Garnering a position of leadership or that next important promotion, or achieving your entrepreneurial goals require hard work and credentials. What most women are not taught is that who you know is often as — or more — important than what you know. We keep our noses to the grindstone assuming our accumulation of skills, achievements and talent will get us where we want to go. Unfortunately, that is not always an effective strategy, especially for women.
How many of you have watched a younger or less-qualified candidate be rewarded with a job, raise or important project? Are you a young professional who cannot seem to gain access to the right career path or avenues for advancement? Who you know, your access to people with power and how you leverage your professional network and mentors matter more than you may realize.
Unfortunately, women are not indoctrinated — nor invited — into the culture of “boys’ club” networking dynamic. This means we are losing out big-time when it comes to accessing top tiers of power and leadership, as well as job and pay advancement.
With women making up the majority of gardening consumers, and the growing percentage and role women play as professionals in horticulture, we need to face — head-on — the incredibly lopsided power and leadership dynamics that currently exist in the horticulture industry. It is exceedingly important for women to capture more market voice and leadership roles, which I believe will not only make things better for women working in horticulture, but also help to better serve our consumers. When we do both those things, the entire industry benefits, and profits, and we all win.
Map your network
If you have not thought about the identities of those in your professional network and what access to power they offer you, now’s the time. Sit down with a piece of paper and write down the names of those you consider to be networking allies for you, and their professional positions. Some will fall into a more personal category, while others will be purely industry acquaintances. Both are important.
Will these contacts advocate — or have they already advocated — for you in a way that will help you advance professionally? Do they hold positions within the industry that afford them influence over others? If your primary network connections are mostly personal connections at your level or do not hold positions of power more advanced than yours, it is probably time to connect with some bigger players.
Another important factor to consider is that men hold most of the power, in our industry and most others, as well as the government. Men also clearly have the most developed networks. If your existing network does not consist of key male allies who hold significant positions of power, then you are going to need to intentionally add them to your network. Know that most people will most easily connect with, and do favors for, people they can most easily relate to. That means men will naturally network with, and mentor, more men. Men will feel more comfortable handing out that promotion or job referral to other men. Women will tend to do the same with other women. It is just the way it is.

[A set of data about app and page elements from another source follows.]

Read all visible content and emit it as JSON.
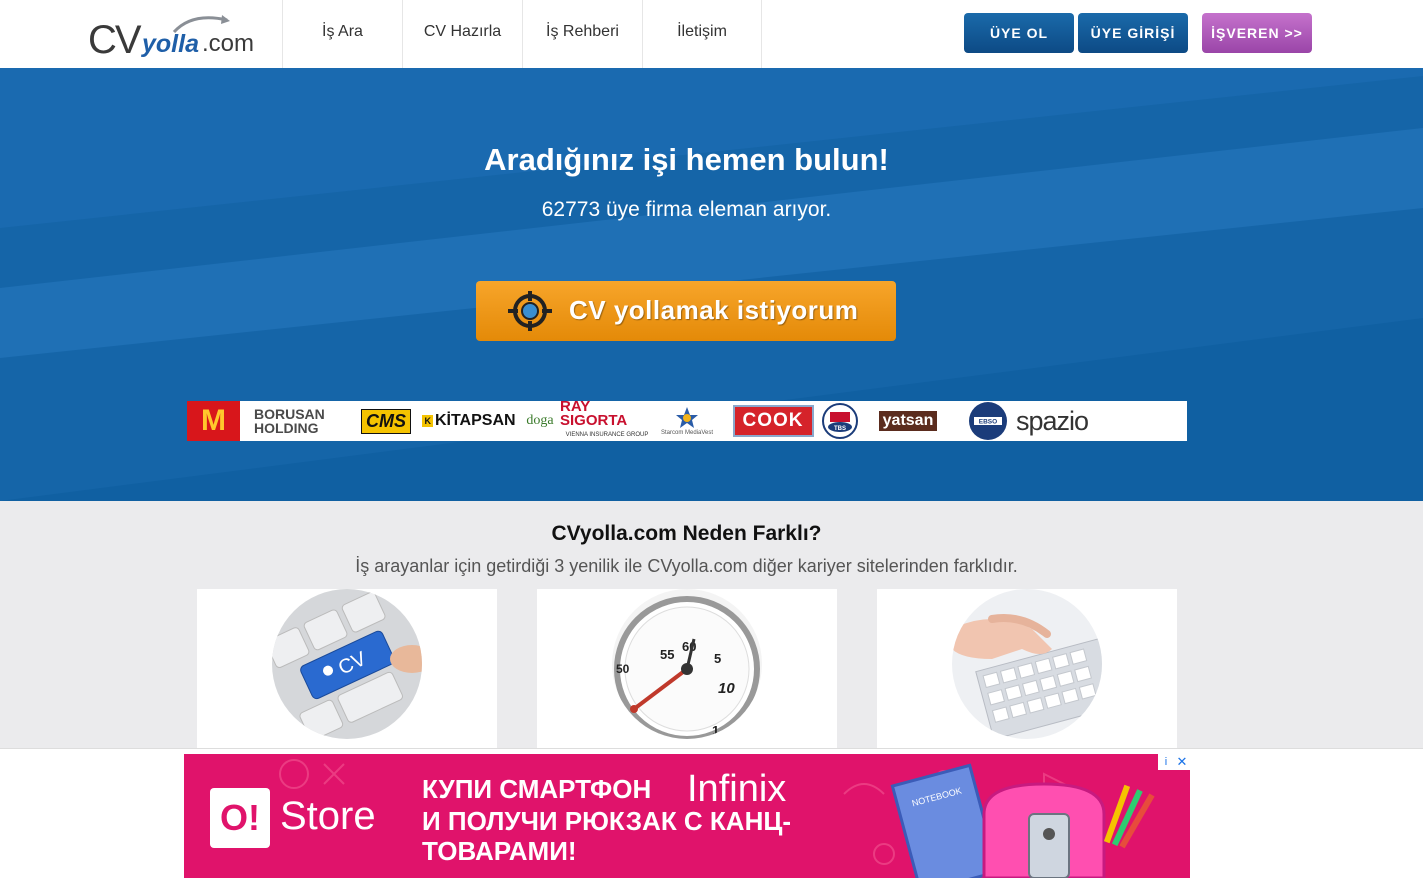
{
  "header": {
    "logo": {
      "cv": "CV",
      "yolla": "yolla",
      "com": ".com"
    },
    "nav": [
      "İş Ara",
      "CV Hazırla",
      "İş Rehberi",
      "İletişim"
    ],
    "buttons": {
      "register": "ÜYE OL",
      "login": "ÜYE GİRİŞİ",
      "employer": "İŞVEREN >>"
    }
  },
  "hero": {
    "title": "Aradığınız işi hemen bulun!",
    "subtitle": "62773 üye firma eleman arıyor.",
    "cta_label": "CV yollamak istiyorum",
    "brands": {
      "mcdonalds": "M",
      "borusan_line1": "BORUSAN",
      "borusan_line2": "HOLDING",
      "cms": "CMS",
      "kitapsan_k": "K",
      "kitapsan": "KİTAPSAN",
      "doga": "doga",
      "ray": "RAY SIGORTA",
      "ray_small": "VIENNA INSURANCE GROUP",
      "starcom": "Starcom MediaVest",
      "cook": "COOK",
      "tbs": "TBS",
      "yatsan": "yatsan",
      "ebso": "EBSO",
      "spazio": "spazio"
    }
  },
  "features": {
    "title": "CVyolla.com Neden Farklı?",
    "subtitle": "İş arayanlar için getirdiği 3 yenilik ile CVyolla.com diğer kariyer sitelerinden farklıdır.",
    "key_label": "CV",
    "clock_labels": [
      "55",
      "60",
      "5",
      "10",
      "50",
      "1"
    ]
  },
  "ad": {
    "logo": "O!",
    "store": "Store",
    "text": "КУПИ СМАРТФОН",
    "brand": "Infinix",
    "text2": "И ПОЛУЧИ РЮКЗАК С КАНЦ-ТОВАРАМИ!",
    "info": "i",
    "close": "✕",
    "notebook": "NOTEBOOK"
  },
  "colors": {
    "primary_blue": "#1565a8",
    "cta_orange": "#f39a17",
    "employer_purple": "#b15bbd",
    "ad_pink": "#e0136b"
  }
}
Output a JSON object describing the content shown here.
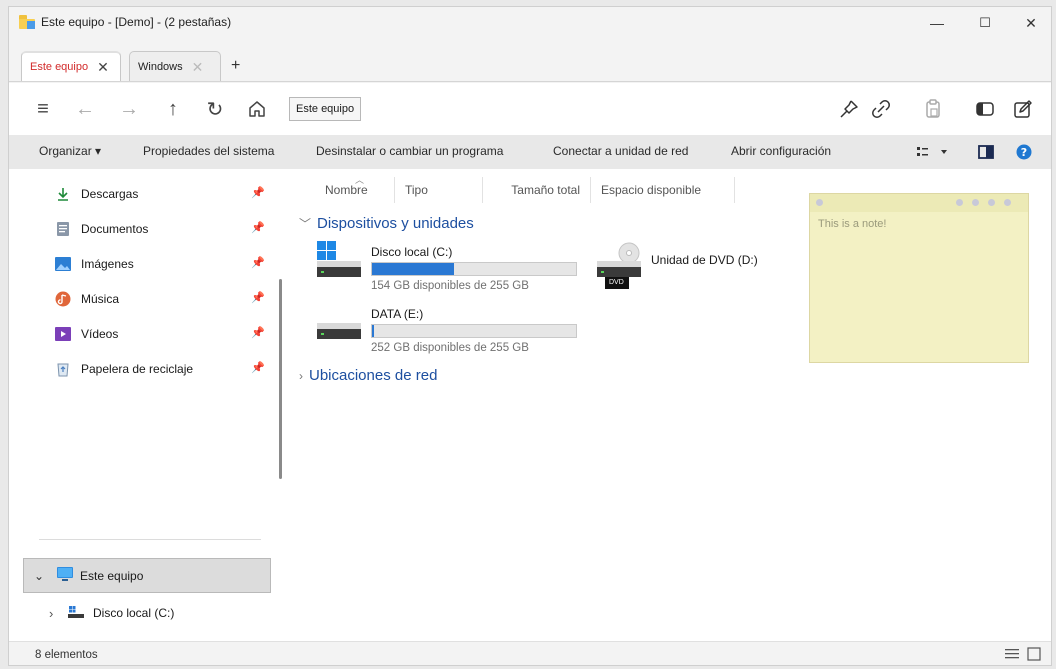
{
  "window": {
    "title": "Este equipo - [Demo] - (2 pestañas)",
    "minimize": "—",
    "maximize": "☐",
    "close": "✕"
  },
  "tabs": [
    {
      "label": "Este equipo",
      "close": "✕"
    },
    {
      "label": "Windows",
      "close": "✕"
    }
  ],
  "new_tab": "+",
  "nav": {
    "menu_icon": "≡",
    "back_icon": "←",
    "forward_icon": "→",
    "up_icon": "↑",
    "refresh_icon": "↻",
    "breadcrumb": "Este equipo"
  },
  "commands": {
    "organize": "Organizar ▾",
    "system_properties": "Propiedades del sistema",
    "uninstall": "Desinstalar o cambiar un programa",
    "map_drive": "Conectar a unidad de red",
    "open_settings": "Abrir configuración"
  },
  "sidebar": {
    "quick_access": [
      {
        "label": "Descargas",
        "icon": "download-icon"
      },
      {
        "label": "Documentos",
        "icon": "document-icon"
      },
      {
        "label": "Imágenes",
        "icon": "image-icon"
      },
      {
        "label": "Música",
        "icon": "music-icon"
      },
      {
        "label": "Vídeos",
        "icon": "video-icon"
      },
      {
        "label": "Papelera de reciclaje",
        "icon": "recycle-bin-icon"
      }
    ],
    "tree": [
      {
        "label": "Este equipo",
        "expander": "⌄"
      },
      {
        "label": "Disco local (C:)",
        "expander": "›"
      }
    ]
  },
  "columns": [
    "Nombre",
    "Tipo",
    "Tamaño total",
    "Espacio disponible"
  ],
  "groups": {
    "devices": "Dispositivos y unidades",
    "network": "Ubicaciones de red"
  },
  "drives": [
    {
      "name": "Disco local (C:)",
      "free_text": "154 GB disponibles de 255 GB",
      "used_fraction": 0.4
    },
    {
      "name": "DATA (E:)",
      "free_text": "252 GB disponibles de 255 GB",
      "used_fraction": 0.01
    },
    {
      "name": "Unidad de DVD (D:)",
      "badge": "DVD"
    }
  ],
  "note": {
    "text": "This is a note!"
  },
  "status": {
    "count": "8 elementos"
  },
  "colors": {
    "accent": "#2a78d3",
    "active_tab_text": "#d22b2b",
    "group_title": "#1d4fa0",
    "note_bg": "#f3f1c4"
  }
}
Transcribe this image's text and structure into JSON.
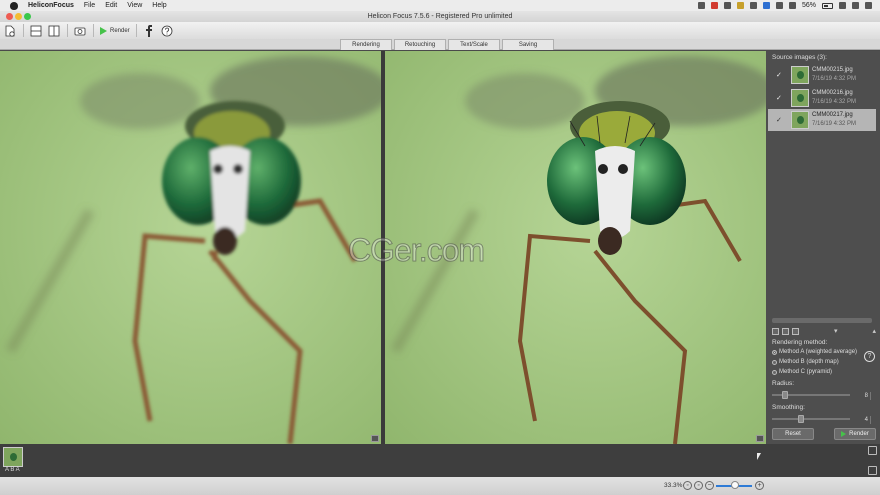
{
  "menubar": {
    "app_name": "HeliconFocus",
    "items": [
      "File",
      "Edit",
      "View",
      "Help"
    ],
    "battery": "56%"
  },
  "window": {
    "title": "Helicon Focus 7.5.6 - Registered Pro unlimited"
  },
  "toolbar": {
    "render_label": "Render"
  },
  "tabs": [
    "Rendering",
    "Retouching",
    "Text/Scale",
    "Saving"
  ],
  "watermark": "CGer.com",
  "panel": {
    "source_title": "Source images (3):",
    "sources": [
      {
        "name": "CMM00215.jpg",
        "date": "7/16/19 4:32 PM",
        "checked": "✓"
      },
      {
        "name": "CMM00216.jpg",
        "date": "7/16/19 4:32 PM",
        "checked": "✓"
      },
      {
        "name": "CMM00217.jpg",
        "date": "7/16/19 4:32 PM",
        "checked": "✓"
      }
    ],
    "method_label": "Rendering method:",
    "methods": [
      "Method A (weighted average)",
      "Method B (depth map)",
      "Method C (pyramid)"
    ],
    "selected_method": 0,
    "radius_label": "Radius:",
    "radius_value": "8",
    "smoothing_label": "Smoothing:",
    "smoothing_value": "4",
    "reset_label": "Reset",
    "render_label": "Render",
    "help_label": "?"
  },
  "filmstrip": {
    "label": "A B A"
  },
  "status": {
    "zoom": "33.3%"
  }
}
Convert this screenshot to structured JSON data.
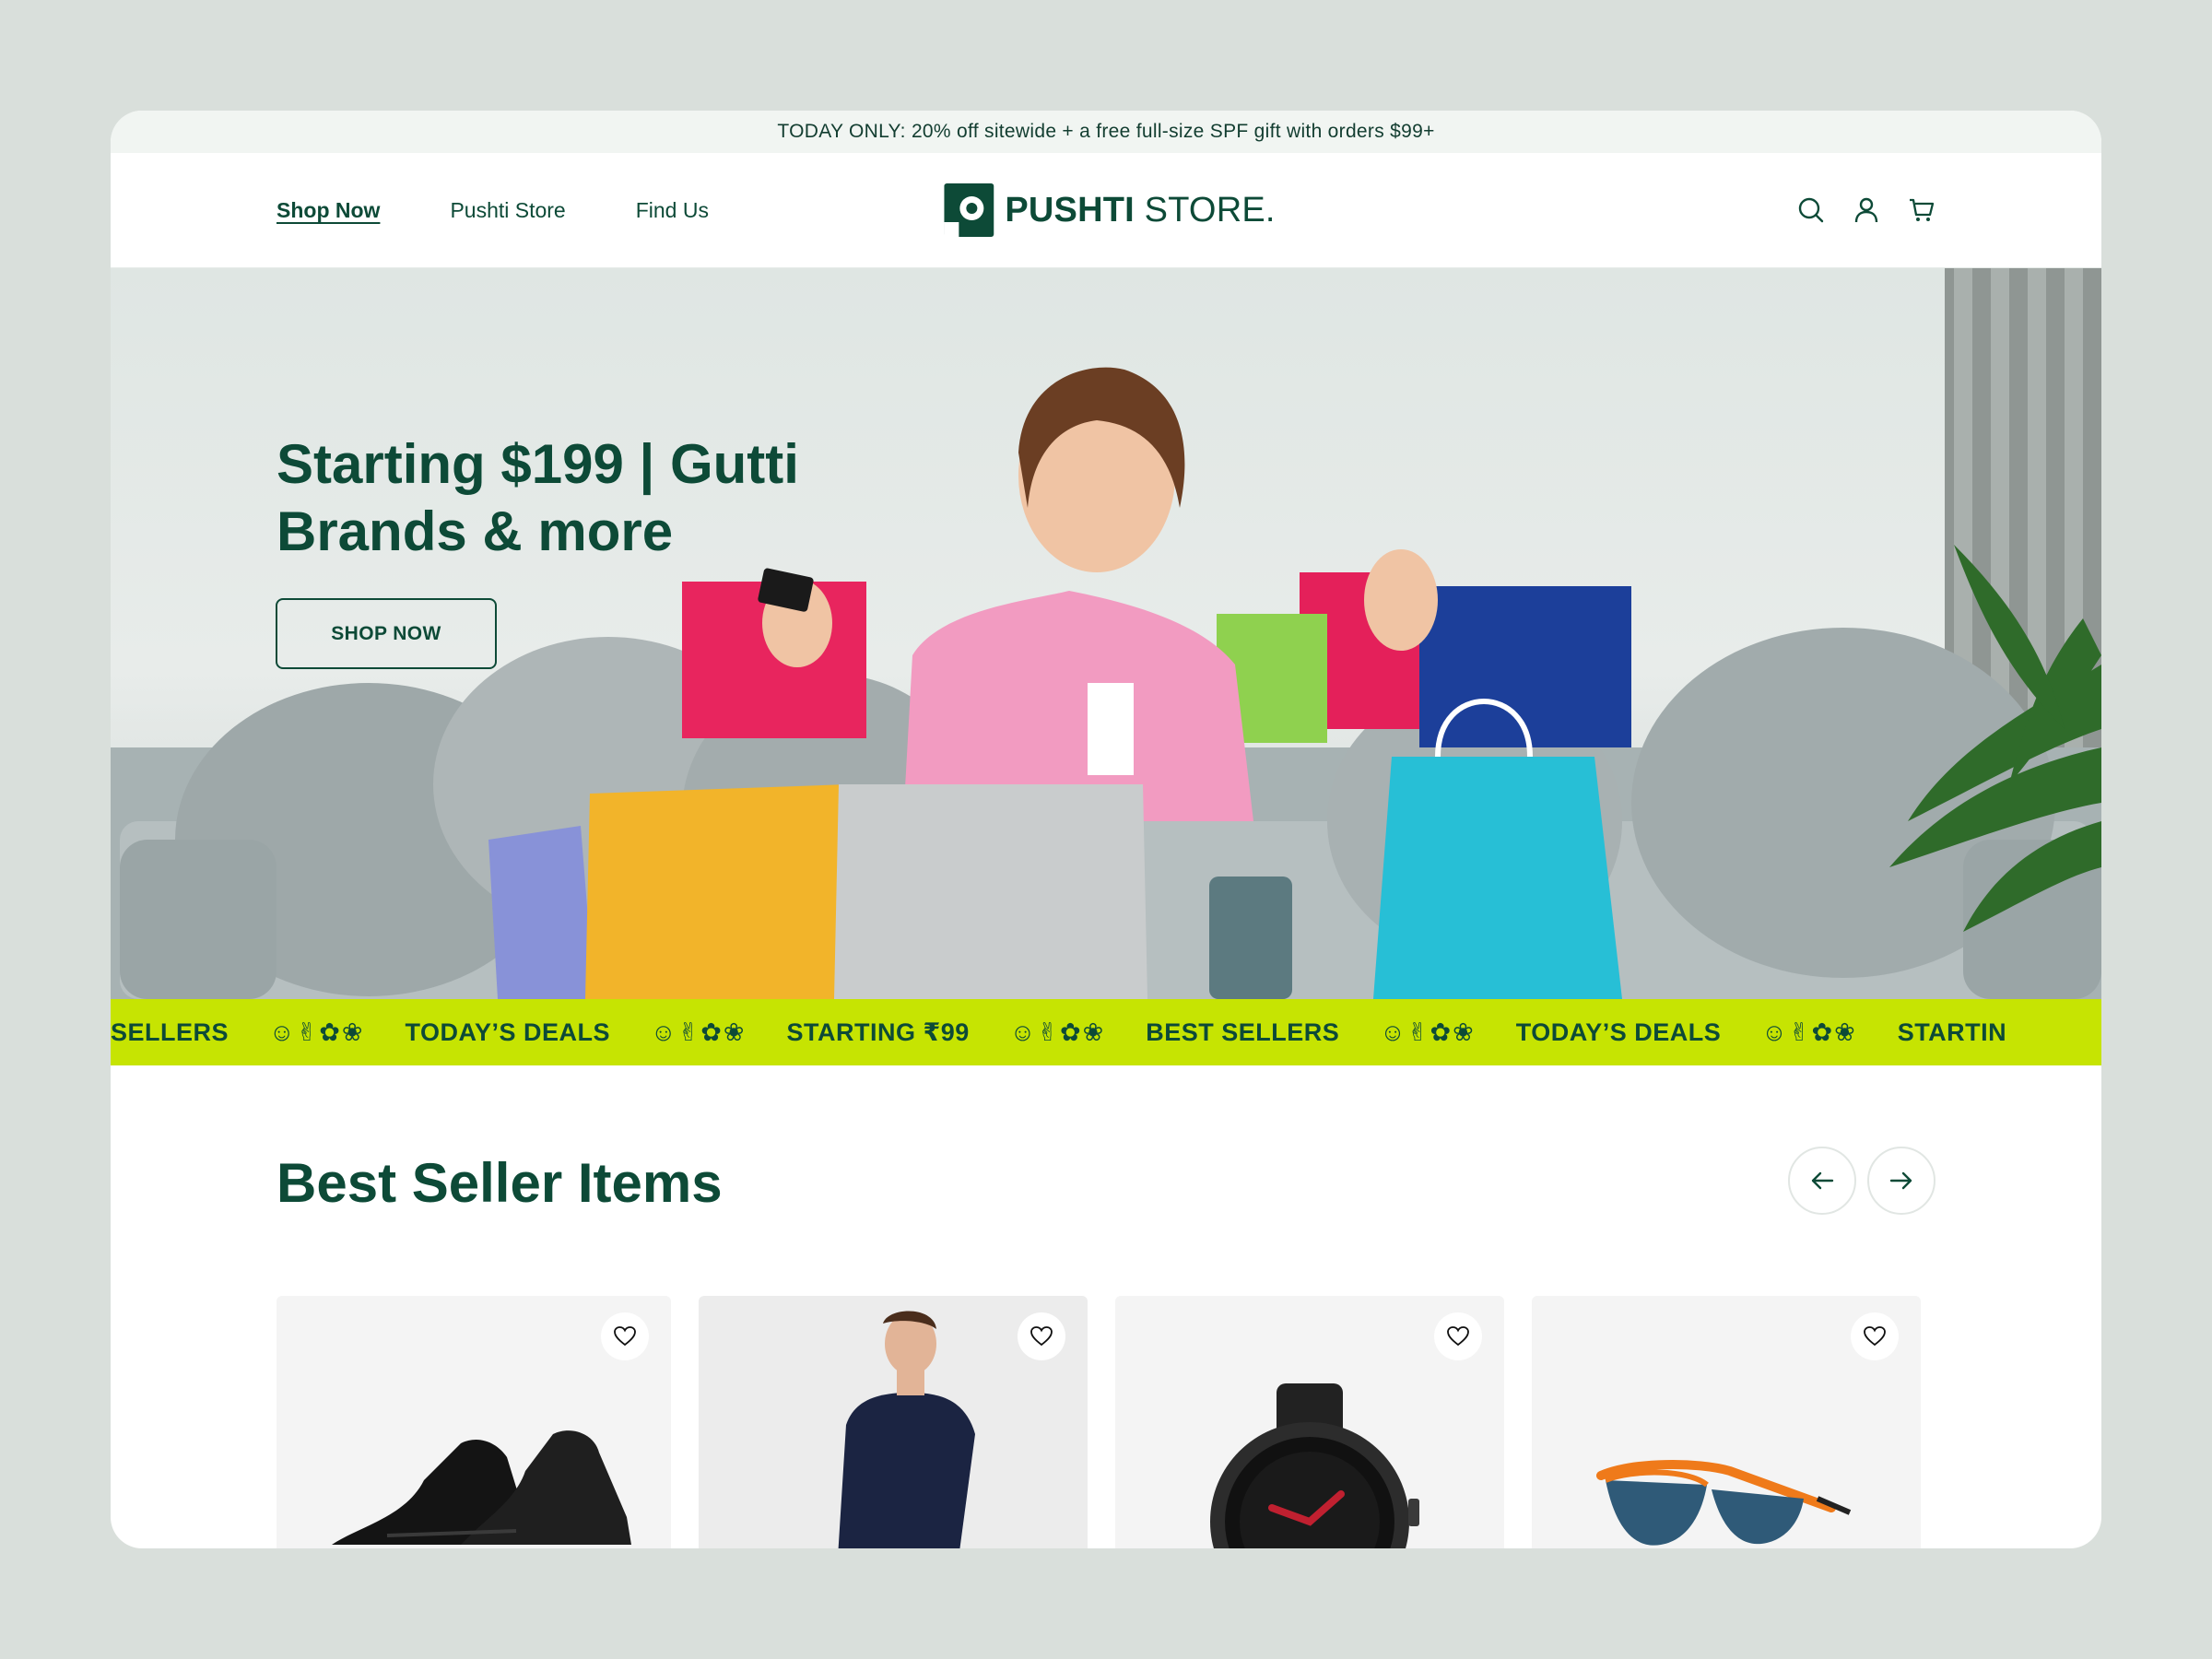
{
  "announcement": "TODAY ONLY: 20% off sitewide + a free full-size SPF gift with orders $99+",
  "nav": {
    "items": [
      {
        "label": "Shop Now",
        "active": true
      },
      {
        "label": "Pushti Store",
        "active": false
      },
      {
        "label": "Find Us",
        "active": false
      }
    ]
  },
  "brand": {
    "bold": "PUSHTI",
    "light": " STORE."
  },
  "header_icons": [
    "search-icon",
    "account-icon",
    "cart-icon"
  ],
  "hero": {
    "title_line1": "Starting $199 | Gutti",
    "title_line2": "Brands & more",
    "button": "SHOP NOW"
  },
  "ticker": {
    "items": [
      "SELLERS",
      "TODAY’S DEALS",
      "STARTING ₹99",
      "BEST SELLERS",
      "TODAY’S DEALS",
      "STARTIN"
    ],
    "icons": "☺✌✿❀"
  },
  "best_sellers": {
    "title": "Best Seller Items",
    "products": [
      {
        "name": "sneakers"
      },
      {
        "name": "sweater"
      },
      {
        "name": "smartwatch"
      },
      {
        "name": "sunglasses"
      }
    ]
  },
  "colors": {
    "brand_green": "#0d4a37",
    "ticker_lime": "#c6e402",
    "page_bg": "#d9dfdb"
  }
}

If you are a man with professional influence and power, think about whether you are consciously, or unconsciously, limiting the number of women you network with or mentor. Are you using your power and influence to help some women advance in the industry … or are you by default disproportionately (or only) networking with and assisting other men?
It is also paramount to make sure you have women in positions of power in your network. Both as role models and allies. The problem is that there are not as many of them. This power gap is what can make engaging in women-only networking groups a little tricky. So, ensuring you also have access to, and network with, men with power is a necessary strategy. A healthy balance is important.
Build your team
Look around the industry to identify professionals you admire and who could connect you with positions, contacts or clients you want. Is there an opportunity you could create to connect with those people? You may know someone who knows them, and, if so, ask for an appropriate introduction. Join industry organization boards and committees, but first look at who else is on the board or committee to make sure there are strategic alliances to be made.
Join networking groups (such as my Green Industry Business & Marketing Facebook group) that afford you direct access to people you might not otherwise have. Such online groups will be vital for your networking efforts, given the loss of in-person industry events and social distancing.
As professional women, we have an obligation to not only build healthy credentials and experience, but also influence and shape how industry networks are built. Being great at what you do is great; but competence alone will not open all the doors you need opened. Changing networking dynamics and access to power are key to building a better future for ourselves and for all women in horticulture.